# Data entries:
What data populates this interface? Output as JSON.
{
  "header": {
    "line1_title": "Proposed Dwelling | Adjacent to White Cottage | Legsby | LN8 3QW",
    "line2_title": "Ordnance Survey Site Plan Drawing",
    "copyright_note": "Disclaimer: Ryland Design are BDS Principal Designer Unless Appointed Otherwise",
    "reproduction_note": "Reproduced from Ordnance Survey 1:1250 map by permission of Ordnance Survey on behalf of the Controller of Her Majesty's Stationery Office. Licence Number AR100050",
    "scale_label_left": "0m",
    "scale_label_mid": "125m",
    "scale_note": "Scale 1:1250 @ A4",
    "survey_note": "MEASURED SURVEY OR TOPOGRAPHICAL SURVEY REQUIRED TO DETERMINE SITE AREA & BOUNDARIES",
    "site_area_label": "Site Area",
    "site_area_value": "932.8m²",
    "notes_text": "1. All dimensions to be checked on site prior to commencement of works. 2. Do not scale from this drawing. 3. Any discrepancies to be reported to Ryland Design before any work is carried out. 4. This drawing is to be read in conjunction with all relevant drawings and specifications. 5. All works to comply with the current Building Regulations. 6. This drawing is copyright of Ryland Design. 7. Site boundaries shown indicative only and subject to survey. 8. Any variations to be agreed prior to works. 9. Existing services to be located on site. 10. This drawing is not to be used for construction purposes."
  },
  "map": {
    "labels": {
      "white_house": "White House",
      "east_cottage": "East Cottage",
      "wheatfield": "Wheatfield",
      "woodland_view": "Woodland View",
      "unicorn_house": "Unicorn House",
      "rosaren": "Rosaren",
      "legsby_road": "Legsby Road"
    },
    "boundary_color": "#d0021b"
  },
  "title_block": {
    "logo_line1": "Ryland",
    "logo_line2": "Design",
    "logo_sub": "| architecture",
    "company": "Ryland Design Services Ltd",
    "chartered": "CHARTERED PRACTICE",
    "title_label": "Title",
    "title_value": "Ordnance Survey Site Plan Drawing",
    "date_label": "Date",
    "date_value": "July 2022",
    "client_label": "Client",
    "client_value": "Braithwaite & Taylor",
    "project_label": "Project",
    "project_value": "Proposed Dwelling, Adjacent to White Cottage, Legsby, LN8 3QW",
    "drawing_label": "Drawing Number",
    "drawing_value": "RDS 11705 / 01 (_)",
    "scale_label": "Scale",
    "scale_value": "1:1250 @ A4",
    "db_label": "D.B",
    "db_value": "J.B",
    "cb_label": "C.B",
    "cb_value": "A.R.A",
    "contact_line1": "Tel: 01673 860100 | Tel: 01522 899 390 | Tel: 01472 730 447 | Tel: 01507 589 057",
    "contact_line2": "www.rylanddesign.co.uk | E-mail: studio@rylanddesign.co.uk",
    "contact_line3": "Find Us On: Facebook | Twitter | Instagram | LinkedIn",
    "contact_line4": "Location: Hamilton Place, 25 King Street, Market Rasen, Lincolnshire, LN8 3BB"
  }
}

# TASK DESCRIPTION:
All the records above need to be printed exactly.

# REPLY:
What data populates this interface? Output as JSON.
{
  "header": {
    "line1_title": "Proposed Dwelling | Adjacent to White Cottage | Legsby | LN8 3QW",
    "line2_title": "Ordnance Survey Site Plan Drawing",
    "copyright_note": "Disclaimer: Ryland Design are BDS Principal Designer Unless Appointed Otherwise",
    "reproduction_note": "Reproduced from Ordnance Survey 1:1250 map by permission of Ordnance Survey on behalf of the Controller of Her Majesty's Stationery Office. Licence Number AR100050",
    "scale_label_left": "0m",
    "scale_label_mid": "125m",
    "scale_note": "Scale 1:1250 @ A4",
    "survey_note": "MEASURED SURVEY OR TOPOGRAPHICAL SURVEY REQUIRED TO DETERMINE SITE AREA & BOUNDARIES",
    "site_area_label": "Site Area",
    "site_area_value": "932.8m²",
    "notes_text": "1. All dimensions to be checked on site prior to commencement of works. 2. Do not scale from this drawing. 3. Any discrepancies to be reported to Ryland Design before any work is carried out. 4. This drawing is to be read in conjunction with all relevant drawings and specifications. 5. All works to comply with the current Building Regulations. 6. This drawing is copyright of Ryland Design. 7. Site boundaries shown indicative only and subject to survey. 8. Any variations to be agreed prior to works. 9. Existing services to be located on site. 10. This drawing is not to be used for construction purposes."
  },
  "map": {
    "labels": {
      "white_house": "White House",
      "east_cottage": "East Cottage",
      "wheatfield": "Wheatfield",
      "woodland_view": "Woodland View",
      "unicorn_house": "Unicorn House",
      "rosaren": "Rosaren",
      "legsby_road": "Legsby Road"
    },
    "boundary_color": "#d0021b"
  },
  "title_block": {
    "logo_line1": "Ryland",
    "logo_line2": "Design",
    "logo_sub": "| architecture",
    "company": "Ryland Design Services Ltd",
    "chartered": "CHARTERED PRACTICE",
    "title_label": "Title",
    "title_value": "Ordnance Survey Site Plan Drawing",
    "date_label": "Date",
    "date_value": "July 2022",
    "client_label": "Client",
    "client_value": "Braithwaite & Taylor",
    "project_label": "Project",
    "project_value": "Proposed Dwelling, Adjacent to White Cottage, Legsby, LN8 3QW",
    "drawing_label": "Drawing Number",
    "drawing_value": "RDS 11705 / 01 (_)",
    "scale_label": "Scale",
    "scale_value": "1:1250 @ A4",
    "db_label": "D.B",
    "db_value": "J.B",
    "cb_label": "C.B",
    "cb_value": "A.R.A",
    "contact_line1": "Tel: 01673 860100 | Tel: 01522 899 390 | Tel: 01472 730 447 | Tel: 01507 589 057",
    "contact_line2": "www.rylanddesign.co.uk | E-mail: studio@rylanddesign.co.uk",
    "contact_line3": "Find Us On: Facebook | Twitter | Instagram | LinkedIn",
    "contact_line4": "Location: Hamilton Place, 25 King Street, Market Rasen, Lincolnshire, LN8 3BB"
  }
}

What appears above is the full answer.